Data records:
------------------------------------------------
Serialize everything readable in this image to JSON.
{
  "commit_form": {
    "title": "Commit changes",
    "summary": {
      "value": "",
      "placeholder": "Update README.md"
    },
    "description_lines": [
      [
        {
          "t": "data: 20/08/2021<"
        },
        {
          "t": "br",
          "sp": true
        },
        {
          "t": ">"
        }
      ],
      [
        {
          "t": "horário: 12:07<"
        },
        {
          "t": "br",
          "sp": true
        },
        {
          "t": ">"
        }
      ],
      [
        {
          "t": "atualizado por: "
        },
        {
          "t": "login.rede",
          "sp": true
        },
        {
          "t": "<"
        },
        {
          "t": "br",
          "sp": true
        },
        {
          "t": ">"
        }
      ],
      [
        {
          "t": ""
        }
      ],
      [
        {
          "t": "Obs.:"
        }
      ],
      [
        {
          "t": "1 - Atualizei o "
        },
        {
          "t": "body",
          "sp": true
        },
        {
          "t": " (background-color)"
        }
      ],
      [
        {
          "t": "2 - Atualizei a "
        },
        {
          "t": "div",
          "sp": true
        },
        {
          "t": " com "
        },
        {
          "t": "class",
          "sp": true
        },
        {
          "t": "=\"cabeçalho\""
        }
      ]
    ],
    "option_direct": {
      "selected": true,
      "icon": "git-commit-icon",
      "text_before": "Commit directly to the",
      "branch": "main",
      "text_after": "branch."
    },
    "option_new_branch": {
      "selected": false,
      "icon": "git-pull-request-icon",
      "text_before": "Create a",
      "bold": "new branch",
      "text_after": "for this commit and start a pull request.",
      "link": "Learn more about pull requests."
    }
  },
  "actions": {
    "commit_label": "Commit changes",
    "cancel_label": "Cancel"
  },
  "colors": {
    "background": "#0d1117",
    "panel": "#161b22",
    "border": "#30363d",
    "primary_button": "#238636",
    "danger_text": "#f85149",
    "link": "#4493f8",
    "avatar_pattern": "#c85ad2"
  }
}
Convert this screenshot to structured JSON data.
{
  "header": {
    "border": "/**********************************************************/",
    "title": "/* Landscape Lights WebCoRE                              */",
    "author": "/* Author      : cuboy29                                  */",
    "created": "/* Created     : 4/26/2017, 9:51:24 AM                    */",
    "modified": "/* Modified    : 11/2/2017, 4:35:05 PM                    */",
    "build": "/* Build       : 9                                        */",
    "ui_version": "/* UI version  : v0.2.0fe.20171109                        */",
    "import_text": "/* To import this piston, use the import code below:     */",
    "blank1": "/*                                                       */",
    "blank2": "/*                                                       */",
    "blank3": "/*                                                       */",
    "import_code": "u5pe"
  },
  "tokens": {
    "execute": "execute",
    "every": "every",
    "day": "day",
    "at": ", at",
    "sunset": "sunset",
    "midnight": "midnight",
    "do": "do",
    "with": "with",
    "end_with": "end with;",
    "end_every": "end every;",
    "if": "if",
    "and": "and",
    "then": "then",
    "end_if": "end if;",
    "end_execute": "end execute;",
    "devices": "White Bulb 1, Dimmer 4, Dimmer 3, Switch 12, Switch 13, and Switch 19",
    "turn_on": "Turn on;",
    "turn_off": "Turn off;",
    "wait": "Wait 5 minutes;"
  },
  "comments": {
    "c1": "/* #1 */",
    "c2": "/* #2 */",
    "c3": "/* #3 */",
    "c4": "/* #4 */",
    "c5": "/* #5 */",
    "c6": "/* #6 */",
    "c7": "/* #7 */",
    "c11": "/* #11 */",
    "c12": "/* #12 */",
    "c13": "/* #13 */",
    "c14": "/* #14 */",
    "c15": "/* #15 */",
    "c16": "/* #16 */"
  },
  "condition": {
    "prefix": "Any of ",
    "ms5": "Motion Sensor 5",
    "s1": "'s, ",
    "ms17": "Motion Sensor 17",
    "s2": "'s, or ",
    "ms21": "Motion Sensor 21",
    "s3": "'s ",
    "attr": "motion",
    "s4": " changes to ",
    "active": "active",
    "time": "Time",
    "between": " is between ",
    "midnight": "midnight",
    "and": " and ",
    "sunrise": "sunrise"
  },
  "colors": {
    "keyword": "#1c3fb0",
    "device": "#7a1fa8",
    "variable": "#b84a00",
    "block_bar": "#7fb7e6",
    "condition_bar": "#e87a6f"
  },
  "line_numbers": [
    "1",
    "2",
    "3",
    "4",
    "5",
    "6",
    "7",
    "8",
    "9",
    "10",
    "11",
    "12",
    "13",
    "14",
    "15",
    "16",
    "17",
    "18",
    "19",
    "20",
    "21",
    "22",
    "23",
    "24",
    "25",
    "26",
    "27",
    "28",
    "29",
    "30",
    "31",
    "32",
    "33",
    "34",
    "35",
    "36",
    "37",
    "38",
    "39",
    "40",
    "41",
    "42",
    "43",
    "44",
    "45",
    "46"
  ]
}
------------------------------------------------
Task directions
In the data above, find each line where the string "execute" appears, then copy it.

Output for this task
    "execute": "execute",
    "end_execute": "end execute;",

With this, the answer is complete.